what started the night of that first conversation about china (in that first post) is a new ritual: she asks to see her "china pictures" regularly. and how much i welcome that request. i don't stay with her each time as she usually prefers to study them alone before laying down to sleep. i am, in E fashion, instructed to return and check on her in "4 minutes. not 8, 8 too long" (these numbers her favorites that correspond, respectively, with her age and the time mom gets home from work). some nights this new custom leads to a flood of tears (with lots of holding time), though surprisingly- those tears are often unrelated to the prior examination of photos. in the last few days, she has seemed almost uplifted by the process and falls asleep quickly and easily afterward.
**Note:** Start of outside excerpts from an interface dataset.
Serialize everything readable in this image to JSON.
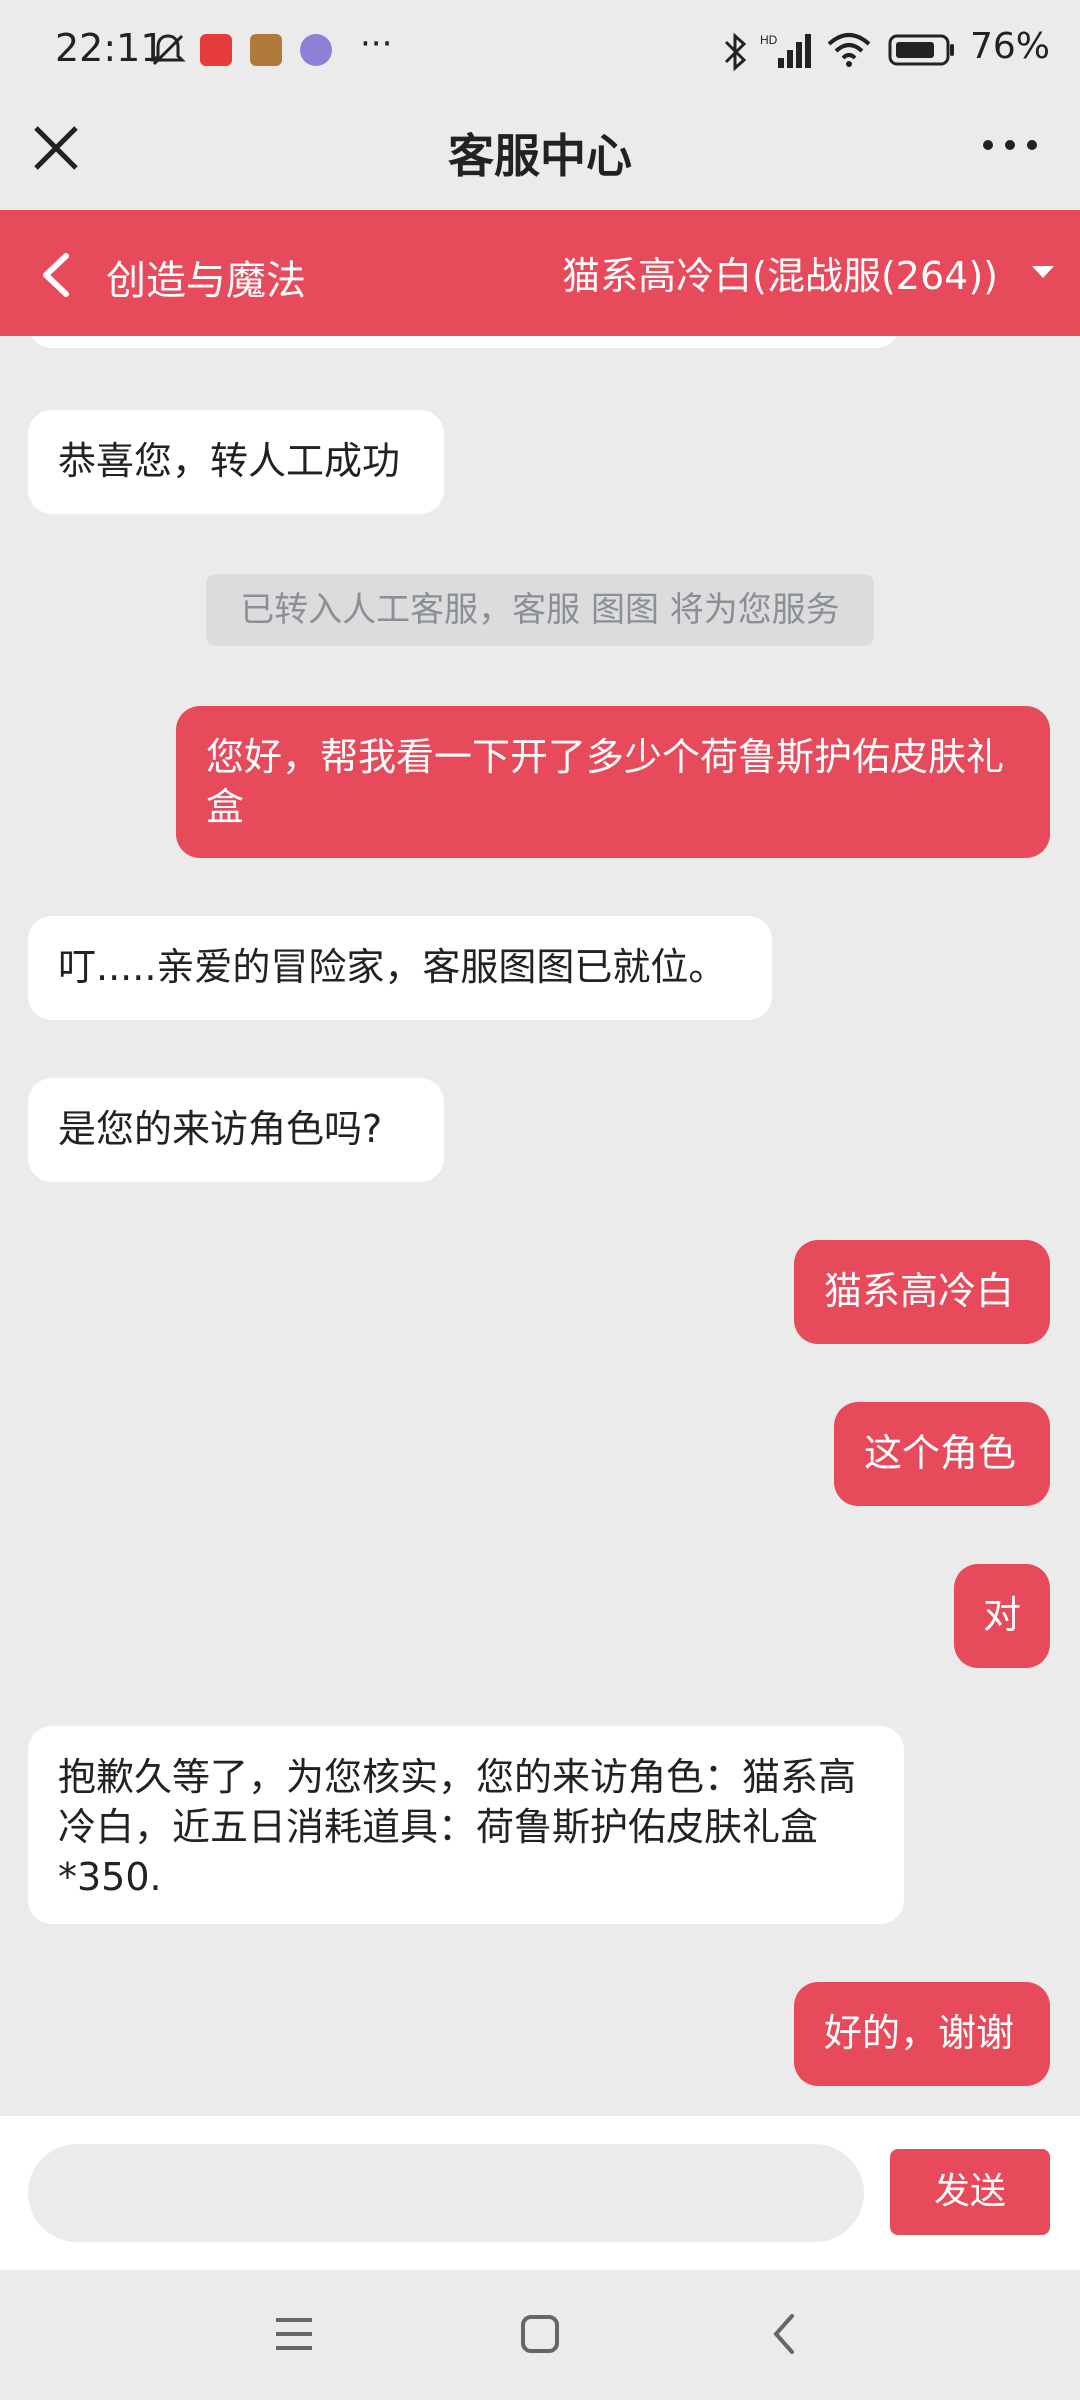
{
  "status_bar": {
    "time": "22:11",
    "battery": "76%"
  },
  "header": {
    "title": "客服中心"
  },
  "game_bar": {
    "game_name": "创造与魔法",
    "server": "猫系高冷白(混战服(264))"
  },
  "messages": {
    "m0": "恭喜您，转人工成功",
    "m1": "已转入人工客服，客服 图图 将为您服务",
    "m2": "您好，帮我看一下开了多少个荷鲁斯护佑皮肤礼盒",
    "m3": "叮.....亲爱的冒险家，客服图图已就位。",
    "m4": "是您的来访角色吗?",
    "m5": "猫系高冷白",
    "m6": "这个角色",
    "m7": "对",
    "m8": "抱歉久等了，为您核实，您的来访角色：猫系高冷白，近五日消耗道具：荷鲁斯护佑皮肤礼盒*350.",
    "m9": "好的，谢谢"
  },
  "composer": {
    "input_value": "",
    "send_label": "发送"
  },
  "colors": {
    "accent": "#e64a5b",
    "background": "#ebebeb",
    "bubble_left": "#ffffff"
  },
  "icons": [
    "close-icon",
    "more-icon",
    "back-icon",
    "dropdown-icon",
    "menu-icon",
    "home-icon",
    "nav-back-icon",
    "bluetooth-icon",
    "signal-icon",
    "wifi-icon",
    "battery-icon",
    "mute-icon"
  ]
}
tonight? well, tonight was special. she asked if she could hang some photos of "my Jie Jie" on the wall right next to her bed. (this is her most cherished ayi, and though it wouldn't have been customary to call her "big sister", she insists this was her name). this is also the ayi that she considers her "china mama" (will she be lucky to have 3? or will it be the hardest truth of her life?).

since i didn't have any available frames, tape sufficed and my girl is sleeping very soundly with her favorite nanny watching over her. (i should add, she asks for Jie Jie to come live with us as routinely as she asks to see her photos)...

if only i could make every.single.wish of hers come true. for now, these pictures and our talks will have to do...

her favorite nanny "Jie Jie" (she calls her this)

Sunday, August 1, 2010

conversation with E


E: I need to get big so I walk

Mama: E, you won't walk sweet pea, remember? Because that one leg doesn't work like your other one.

E: Well, let's-e cut it off and get new one